We follow the same standards for taste as the daily newspaper. A few things we won't tolerate: personal attacks, obscenity, vulgarity, profanity (including expletives and letters followed by dashes), commercial promotion, impersonations, incoherence, proselytizing and SHOUTING. Don't include URLs to Web sites.
We do not edit comments. They are either approved or deleted. We reserve the right to edit a comment that is quoted or excerpted in an article. In this case, we may fix spelling and punctuation.
We welcome strong opinions and criticism of our work, but we don't want comments to become bogged down with discussions of our policies and we will moderate accordingly.
We appreciate it when readers and people quoted in articles or blog posts point out errors of fact or emphasis and will investigate all assertions. But these suggestions should be sent via e-mail. To avoid distracting other readers, we won't publish comments that suggest a correction. Instead, corrections will be made in a blog post or in an article.
- Mon Valley warrant sweep yields 10 arrests
- Monongahela airman’s death commemorated
- Coyle Theater is back in the spotlight
- Ringgold senior Umbel introduced to politics as Senate page
- Monessen mayor: Bickering out, blight fight in
- Boatman: Many women face unique retirement problems
- Belle Vernon adds 5 to football hall of fame
- Paglia: Two Brooklyn Dodgers received rousing reception in visit to 1956 NAACP fete
- Reader requests more from ’44 on ‘This Day’ journey

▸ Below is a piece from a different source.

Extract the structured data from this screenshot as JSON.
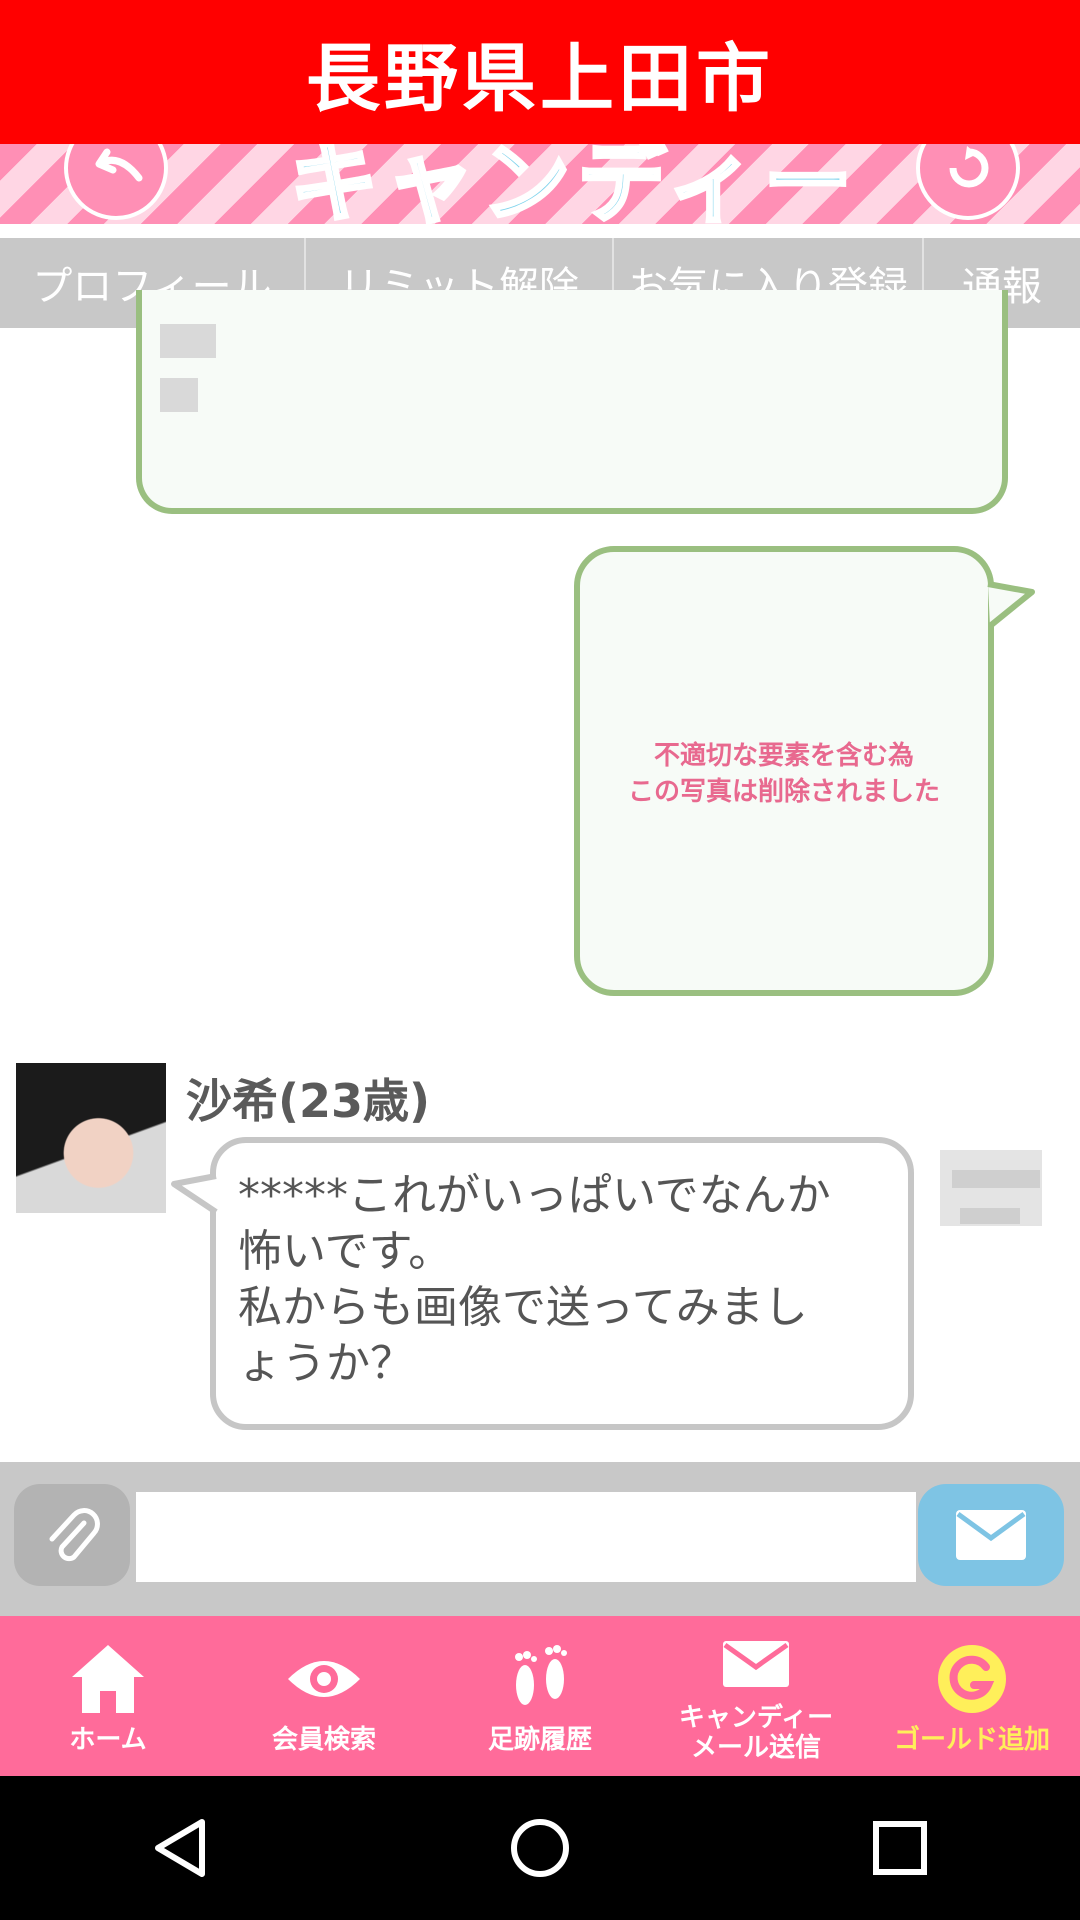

- Cal U offers only undergrad degree in gerontology in Pa. system
- Residents hear about Fallowfield development plans